Please return the lines of the data that contain "Mendez".
Segment Start: Data for this task
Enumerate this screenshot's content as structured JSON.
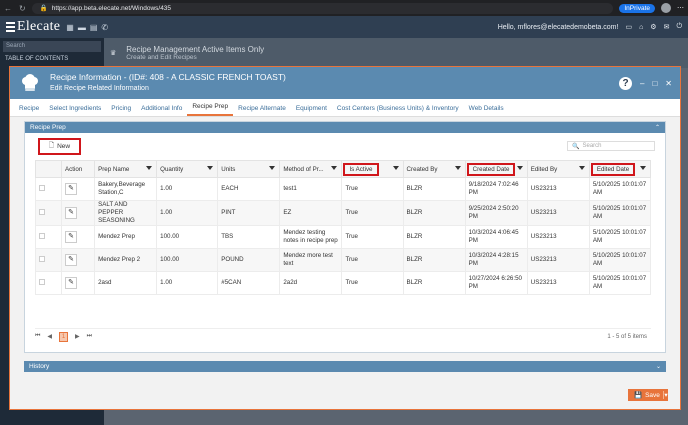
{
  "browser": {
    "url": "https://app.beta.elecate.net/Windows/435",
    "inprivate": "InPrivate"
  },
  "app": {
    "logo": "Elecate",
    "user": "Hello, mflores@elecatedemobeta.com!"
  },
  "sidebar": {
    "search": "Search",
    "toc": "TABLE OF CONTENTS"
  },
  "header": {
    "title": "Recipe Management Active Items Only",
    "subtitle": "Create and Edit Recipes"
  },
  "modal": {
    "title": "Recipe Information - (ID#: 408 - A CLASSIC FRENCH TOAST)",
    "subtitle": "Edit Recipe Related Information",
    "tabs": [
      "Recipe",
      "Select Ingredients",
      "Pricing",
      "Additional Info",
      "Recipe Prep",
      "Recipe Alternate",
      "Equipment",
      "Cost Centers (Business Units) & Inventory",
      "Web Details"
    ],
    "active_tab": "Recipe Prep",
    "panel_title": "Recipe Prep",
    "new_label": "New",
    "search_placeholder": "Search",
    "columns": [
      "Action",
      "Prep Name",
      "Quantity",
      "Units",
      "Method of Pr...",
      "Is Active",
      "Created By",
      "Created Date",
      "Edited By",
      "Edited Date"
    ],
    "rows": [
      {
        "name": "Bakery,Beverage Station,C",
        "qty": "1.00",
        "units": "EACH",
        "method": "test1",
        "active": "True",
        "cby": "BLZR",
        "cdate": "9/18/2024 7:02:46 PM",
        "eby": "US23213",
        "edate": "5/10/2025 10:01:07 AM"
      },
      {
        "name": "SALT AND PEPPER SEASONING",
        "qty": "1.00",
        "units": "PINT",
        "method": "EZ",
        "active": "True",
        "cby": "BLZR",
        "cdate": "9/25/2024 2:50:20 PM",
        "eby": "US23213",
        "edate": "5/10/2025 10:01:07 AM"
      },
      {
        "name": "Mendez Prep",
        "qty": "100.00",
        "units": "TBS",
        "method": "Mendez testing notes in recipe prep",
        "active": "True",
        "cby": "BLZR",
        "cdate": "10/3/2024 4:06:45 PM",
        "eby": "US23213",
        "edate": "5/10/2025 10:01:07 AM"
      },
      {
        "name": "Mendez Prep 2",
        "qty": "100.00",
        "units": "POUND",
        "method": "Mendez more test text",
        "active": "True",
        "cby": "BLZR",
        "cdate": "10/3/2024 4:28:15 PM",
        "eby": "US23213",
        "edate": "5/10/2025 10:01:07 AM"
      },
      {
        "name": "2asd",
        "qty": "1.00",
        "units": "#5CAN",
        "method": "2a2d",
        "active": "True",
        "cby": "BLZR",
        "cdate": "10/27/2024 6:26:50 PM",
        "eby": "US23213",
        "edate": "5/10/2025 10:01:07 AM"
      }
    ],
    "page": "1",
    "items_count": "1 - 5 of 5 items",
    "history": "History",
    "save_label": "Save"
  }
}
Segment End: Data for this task
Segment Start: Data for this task
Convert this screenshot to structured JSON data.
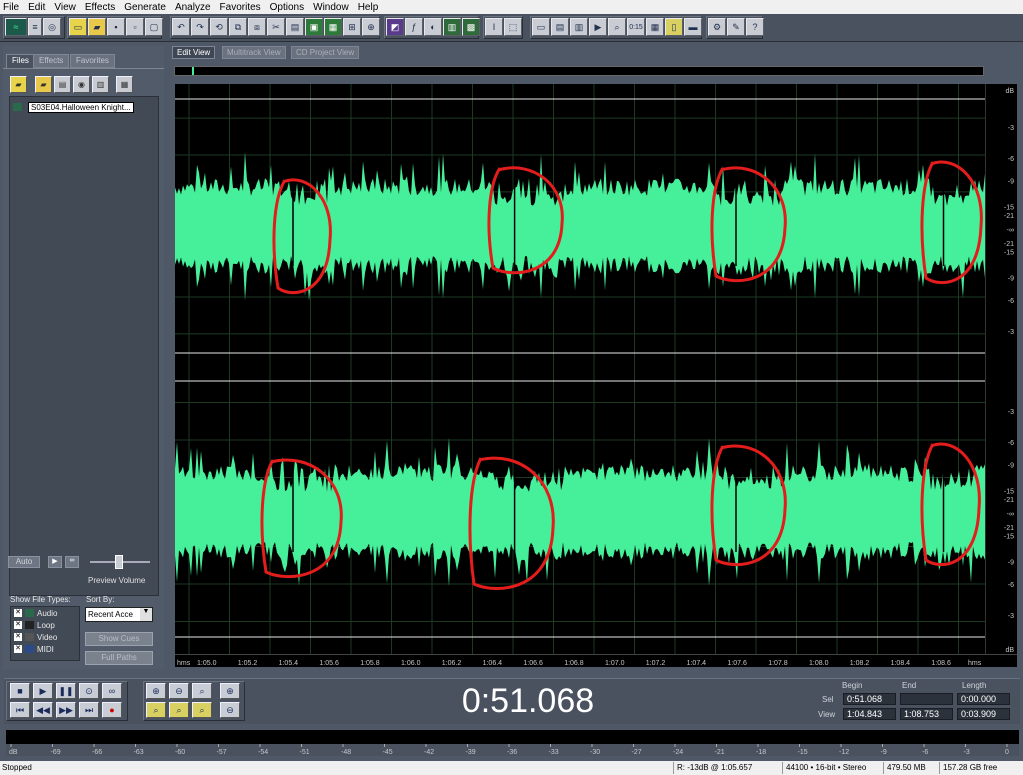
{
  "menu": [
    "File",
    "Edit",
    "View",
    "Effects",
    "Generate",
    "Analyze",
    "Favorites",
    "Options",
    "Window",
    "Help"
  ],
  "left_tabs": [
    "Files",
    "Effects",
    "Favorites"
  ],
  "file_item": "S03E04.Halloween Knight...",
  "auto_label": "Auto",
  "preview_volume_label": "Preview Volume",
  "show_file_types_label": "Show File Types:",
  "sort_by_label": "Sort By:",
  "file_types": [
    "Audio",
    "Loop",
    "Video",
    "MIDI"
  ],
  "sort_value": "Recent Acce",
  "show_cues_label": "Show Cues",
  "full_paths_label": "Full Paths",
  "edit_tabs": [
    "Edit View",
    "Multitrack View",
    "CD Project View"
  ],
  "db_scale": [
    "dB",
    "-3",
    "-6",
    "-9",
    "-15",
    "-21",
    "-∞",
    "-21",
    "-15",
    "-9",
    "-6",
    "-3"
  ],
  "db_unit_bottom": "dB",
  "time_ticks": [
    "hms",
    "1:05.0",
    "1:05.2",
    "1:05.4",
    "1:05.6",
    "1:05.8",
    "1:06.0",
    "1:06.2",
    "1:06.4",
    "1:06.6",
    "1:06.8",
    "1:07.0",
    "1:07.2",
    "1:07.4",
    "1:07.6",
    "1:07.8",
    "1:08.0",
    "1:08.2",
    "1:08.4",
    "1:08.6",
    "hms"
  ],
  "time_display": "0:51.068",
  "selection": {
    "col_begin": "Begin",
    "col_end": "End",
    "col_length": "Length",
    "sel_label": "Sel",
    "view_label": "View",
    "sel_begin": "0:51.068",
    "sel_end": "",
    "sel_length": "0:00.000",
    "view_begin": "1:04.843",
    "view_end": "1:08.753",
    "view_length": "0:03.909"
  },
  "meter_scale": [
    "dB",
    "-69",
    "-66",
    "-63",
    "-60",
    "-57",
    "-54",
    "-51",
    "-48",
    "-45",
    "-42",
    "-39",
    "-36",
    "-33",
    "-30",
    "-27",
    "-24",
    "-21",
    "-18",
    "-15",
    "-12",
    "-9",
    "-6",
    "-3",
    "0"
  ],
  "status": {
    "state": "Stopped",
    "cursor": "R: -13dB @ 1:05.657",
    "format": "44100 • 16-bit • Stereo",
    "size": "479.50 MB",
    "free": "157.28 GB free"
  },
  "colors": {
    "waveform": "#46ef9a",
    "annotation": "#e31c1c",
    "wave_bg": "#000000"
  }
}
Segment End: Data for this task
#### Solution to this problem
        "name": "Mendez Prep",
        "method": "Mendez testing notes in recipe prep",
        "name": "Mendez Prep 2",
        "method": "Mendez more test text",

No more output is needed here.